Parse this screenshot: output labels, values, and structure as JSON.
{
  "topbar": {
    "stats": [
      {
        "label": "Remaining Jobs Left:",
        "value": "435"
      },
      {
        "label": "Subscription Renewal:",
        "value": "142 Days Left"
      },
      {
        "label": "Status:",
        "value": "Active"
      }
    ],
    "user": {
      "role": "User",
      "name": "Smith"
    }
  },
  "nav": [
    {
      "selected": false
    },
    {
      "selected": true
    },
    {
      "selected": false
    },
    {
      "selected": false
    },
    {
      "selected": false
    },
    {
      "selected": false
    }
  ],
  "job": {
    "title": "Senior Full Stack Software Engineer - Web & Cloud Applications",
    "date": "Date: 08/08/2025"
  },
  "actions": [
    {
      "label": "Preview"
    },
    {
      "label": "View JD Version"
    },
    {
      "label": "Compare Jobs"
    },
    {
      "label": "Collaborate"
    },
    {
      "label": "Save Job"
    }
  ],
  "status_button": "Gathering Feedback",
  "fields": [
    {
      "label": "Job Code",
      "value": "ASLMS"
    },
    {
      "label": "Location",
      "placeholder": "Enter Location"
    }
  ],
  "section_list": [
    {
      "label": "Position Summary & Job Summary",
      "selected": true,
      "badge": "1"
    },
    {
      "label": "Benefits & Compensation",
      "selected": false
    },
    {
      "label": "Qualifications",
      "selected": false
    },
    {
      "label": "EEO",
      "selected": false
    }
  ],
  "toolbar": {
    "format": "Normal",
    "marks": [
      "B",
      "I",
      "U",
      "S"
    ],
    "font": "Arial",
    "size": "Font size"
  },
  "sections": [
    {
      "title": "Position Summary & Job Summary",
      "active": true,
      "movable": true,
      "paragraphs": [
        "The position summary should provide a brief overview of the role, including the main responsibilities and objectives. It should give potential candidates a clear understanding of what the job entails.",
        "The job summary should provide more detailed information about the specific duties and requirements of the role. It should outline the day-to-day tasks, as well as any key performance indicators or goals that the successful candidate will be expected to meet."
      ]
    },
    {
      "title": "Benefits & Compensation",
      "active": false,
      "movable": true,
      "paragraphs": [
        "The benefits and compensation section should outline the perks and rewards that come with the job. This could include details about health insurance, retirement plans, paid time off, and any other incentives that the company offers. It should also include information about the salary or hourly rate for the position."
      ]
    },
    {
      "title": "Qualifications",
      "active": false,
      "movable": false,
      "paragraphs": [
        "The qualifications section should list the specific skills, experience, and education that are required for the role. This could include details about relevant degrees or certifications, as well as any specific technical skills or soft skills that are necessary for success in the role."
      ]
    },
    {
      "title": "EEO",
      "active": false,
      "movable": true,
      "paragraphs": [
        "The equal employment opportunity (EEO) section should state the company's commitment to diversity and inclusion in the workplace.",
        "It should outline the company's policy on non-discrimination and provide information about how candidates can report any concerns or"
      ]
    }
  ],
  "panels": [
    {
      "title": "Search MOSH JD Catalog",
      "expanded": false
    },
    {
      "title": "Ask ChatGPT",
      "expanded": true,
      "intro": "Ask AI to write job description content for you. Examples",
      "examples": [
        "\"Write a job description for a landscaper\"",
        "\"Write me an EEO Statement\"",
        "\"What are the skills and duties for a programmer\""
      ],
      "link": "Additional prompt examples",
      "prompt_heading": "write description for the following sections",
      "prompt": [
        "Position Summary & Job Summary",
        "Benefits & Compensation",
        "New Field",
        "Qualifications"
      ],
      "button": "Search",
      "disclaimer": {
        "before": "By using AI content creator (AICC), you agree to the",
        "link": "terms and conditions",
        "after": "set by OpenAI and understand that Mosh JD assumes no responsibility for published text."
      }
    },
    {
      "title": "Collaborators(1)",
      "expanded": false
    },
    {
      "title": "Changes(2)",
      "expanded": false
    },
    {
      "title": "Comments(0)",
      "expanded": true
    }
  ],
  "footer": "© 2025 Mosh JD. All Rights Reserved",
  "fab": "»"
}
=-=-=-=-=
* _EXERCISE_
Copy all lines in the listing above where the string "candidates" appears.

* _WRITTEN REPLY_
        "The position summary should provide a brief overview of the role, including the main responsibilities and objectives. It should give potential candidates a clear understanding of what the job entails.",
        "It should outline the company's policy on non-discrimination and provide information about how candidates can report any concerns or"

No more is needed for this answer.